» ACTIVITY: From the entries, return every line where the string "title" shows up.

Top of DATA FOR THIS TASK

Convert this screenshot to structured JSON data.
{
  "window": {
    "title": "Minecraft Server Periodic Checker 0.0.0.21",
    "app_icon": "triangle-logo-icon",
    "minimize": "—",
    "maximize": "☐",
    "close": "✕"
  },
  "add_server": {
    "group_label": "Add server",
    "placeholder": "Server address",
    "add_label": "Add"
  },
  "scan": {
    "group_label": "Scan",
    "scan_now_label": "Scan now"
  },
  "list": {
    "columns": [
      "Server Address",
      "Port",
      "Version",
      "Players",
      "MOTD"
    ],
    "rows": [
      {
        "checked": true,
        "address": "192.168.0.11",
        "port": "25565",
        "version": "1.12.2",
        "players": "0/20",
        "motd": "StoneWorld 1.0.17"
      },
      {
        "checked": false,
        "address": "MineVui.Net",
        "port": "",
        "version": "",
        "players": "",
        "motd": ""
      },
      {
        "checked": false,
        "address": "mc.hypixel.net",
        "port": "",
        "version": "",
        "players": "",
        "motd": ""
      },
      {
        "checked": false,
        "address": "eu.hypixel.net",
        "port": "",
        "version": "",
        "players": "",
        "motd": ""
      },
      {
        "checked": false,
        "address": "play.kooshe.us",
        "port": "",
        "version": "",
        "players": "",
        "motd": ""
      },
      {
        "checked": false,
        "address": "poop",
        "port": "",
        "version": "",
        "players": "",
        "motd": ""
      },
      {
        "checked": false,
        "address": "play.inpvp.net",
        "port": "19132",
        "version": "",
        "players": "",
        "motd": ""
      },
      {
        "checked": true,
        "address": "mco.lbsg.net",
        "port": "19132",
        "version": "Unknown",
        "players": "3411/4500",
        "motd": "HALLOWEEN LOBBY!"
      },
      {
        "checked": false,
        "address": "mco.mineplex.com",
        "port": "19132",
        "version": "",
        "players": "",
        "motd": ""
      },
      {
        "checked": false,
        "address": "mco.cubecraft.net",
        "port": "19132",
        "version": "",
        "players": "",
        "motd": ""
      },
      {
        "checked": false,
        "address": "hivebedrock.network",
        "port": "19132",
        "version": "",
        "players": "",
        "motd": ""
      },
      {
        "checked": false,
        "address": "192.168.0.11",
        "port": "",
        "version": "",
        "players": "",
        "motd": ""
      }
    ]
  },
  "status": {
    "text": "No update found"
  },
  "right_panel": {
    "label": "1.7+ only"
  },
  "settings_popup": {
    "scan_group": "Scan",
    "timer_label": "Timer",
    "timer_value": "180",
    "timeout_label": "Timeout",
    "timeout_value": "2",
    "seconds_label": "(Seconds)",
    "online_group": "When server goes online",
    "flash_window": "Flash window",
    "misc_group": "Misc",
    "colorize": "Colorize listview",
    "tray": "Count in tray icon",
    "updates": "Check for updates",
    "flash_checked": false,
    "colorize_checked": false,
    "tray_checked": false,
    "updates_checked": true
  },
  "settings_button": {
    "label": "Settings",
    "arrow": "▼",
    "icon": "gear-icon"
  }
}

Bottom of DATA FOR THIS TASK
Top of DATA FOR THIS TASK

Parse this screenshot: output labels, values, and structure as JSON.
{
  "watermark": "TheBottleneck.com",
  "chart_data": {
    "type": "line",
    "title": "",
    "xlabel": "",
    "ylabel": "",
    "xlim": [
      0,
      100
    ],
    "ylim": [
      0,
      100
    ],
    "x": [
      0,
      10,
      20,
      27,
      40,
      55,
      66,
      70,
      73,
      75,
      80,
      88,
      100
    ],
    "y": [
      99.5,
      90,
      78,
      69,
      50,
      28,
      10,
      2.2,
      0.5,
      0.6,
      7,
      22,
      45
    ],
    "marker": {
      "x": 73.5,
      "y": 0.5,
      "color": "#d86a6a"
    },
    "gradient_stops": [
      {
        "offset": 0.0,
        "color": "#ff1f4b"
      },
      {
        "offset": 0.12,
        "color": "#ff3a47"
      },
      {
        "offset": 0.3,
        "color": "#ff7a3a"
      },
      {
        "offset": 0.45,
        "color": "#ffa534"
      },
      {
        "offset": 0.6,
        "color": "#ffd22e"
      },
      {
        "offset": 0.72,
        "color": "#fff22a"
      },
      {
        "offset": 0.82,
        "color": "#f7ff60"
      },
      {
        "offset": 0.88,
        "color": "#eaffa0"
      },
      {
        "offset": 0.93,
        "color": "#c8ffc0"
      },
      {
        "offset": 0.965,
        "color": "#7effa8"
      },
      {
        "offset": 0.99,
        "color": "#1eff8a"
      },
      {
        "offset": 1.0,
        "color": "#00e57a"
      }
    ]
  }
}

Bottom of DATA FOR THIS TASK

» FINISHED EXERCISE:
    "title": "Minecraft Server Periodic Checker 0.0.0.21",
    "title": "",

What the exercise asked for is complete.